Synthesis, Properties, And Applications Of Nanoparticle Ionic Materials
Nanoparticle Ionic Materials are a novel materials platform consisting of a nanoparticle core and a organic, typically polymeric canopy bonded by an ionic bond. These systems are a subset of a growing field of single-component nanohybrids, where the organic and inorganic components of a nanocomposite material are bonded to form a single independent unit. This approach is necessary to overcome the ubiquitous mixing problem inherent in creating inorganic/organic hybrid materials at length scales greater than small molecules. In order to create the ionic bond, a typical strategy involves the functionalization of the core particle with an oligomer carrying an easily ionizable group, before reacting that with the canopy containing a complementary ionizable group. Part of the work presented here demonstrates an alternate synthesis for silica, extendable to other metal oxides, utilizing the inherent surface charge of the nanoparticle to create ionic materials without using complex chemistry. A major attraction of the nanoparticle ionic materials is their tunable mechanical properties. Several authors have reported properties ranging from soft glassy materials to Newtonian fluids, depending on composition. An exhaustive study of the dependence of mechanical and thermal properties as a function of composition has been undertaken, and phase map has been created to inform future synthesis by design endeavors in this field. Addtionally, the effect of using multifunctional polymers that can link nanoparticles together has been studied, and it has been shown that the resulting materials are stiffer with the addition of even a small fraction of crosslinking polymers. The ionic bond is shown to have a large effect on these properties by increasing the modulus dramatically. Additionally, these materials are shown to form self-healing elastomers, with the ability to be molded repeatedly, and then to recover their elastic strength in the new conformation, opening avenues to novel materials for applications such as coatings.

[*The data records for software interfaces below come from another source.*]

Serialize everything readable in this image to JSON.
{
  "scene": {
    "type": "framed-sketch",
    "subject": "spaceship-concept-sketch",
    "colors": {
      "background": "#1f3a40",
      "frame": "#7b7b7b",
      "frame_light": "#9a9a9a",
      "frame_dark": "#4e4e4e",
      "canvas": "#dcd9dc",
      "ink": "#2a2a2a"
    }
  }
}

Nanoparticle hybrids; Nanoparticle Ionic Materials; Nanocomposites
Giannelis, Emmanuel P
Brock, Joel Donald; Hennig, Richard G.

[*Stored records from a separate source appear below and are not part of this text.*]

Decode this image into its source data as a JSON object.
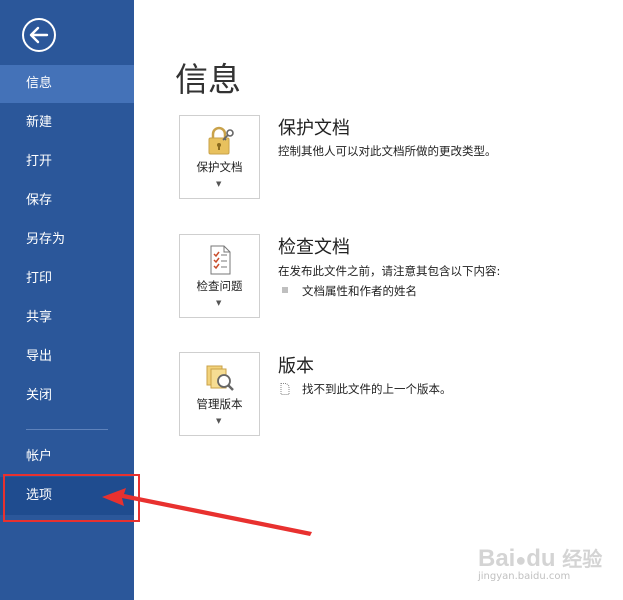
{
  "sidebar": {
    "items": [
      {
        "label": "信息",
        "state": "active"
      },
      {
        "label": "新建"
      },
      {
        "label": "打开"
      },
      {
        "label": "保存"
      },
      {
        "label": "另存为"
      },
      {
        "label": "打印"
      },
      {
        "label": "共享"
      },
      {
        "label": "导出"
      },
      {
        "label": "关闭"
      },
      {
        "label": "帐户"
      },
      {
        "label": "选项",
        "state": "selected"
      }
    ]
  },
  "main": {
    "title": "信息",
    "sections": [
      {
        "button_label": "保护文档",
        "title": "保护文档",
        "description": "控制其他人可以对此文档所做的更改类型。"
      },
      {
        "button_label": "检查问题",
        "title": "检查文档",
        "description": "在发布此文件之前，请注意其包含以下内容:",
        "bullet": "文档属性和作者的姓名"
      },
      {
        "button_label": "管理版本",
        "title": "版本",
        "description": "找不到此文件的上一个版本。"
      }
    ]
  },
  "watermark": {
    "brand": "Bai",
    "brand2": "du",
    "suffix": "经验",
    "url": "jingyan.baidu.com"
  },
  "colors": {
    "sidebar": "#2b579a",
    "active": "#4472b8",
    "annotation": "#e8312f"
  }
}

Ph. D., Applied Physics
Doctor of Philosophy
dissertation or thesis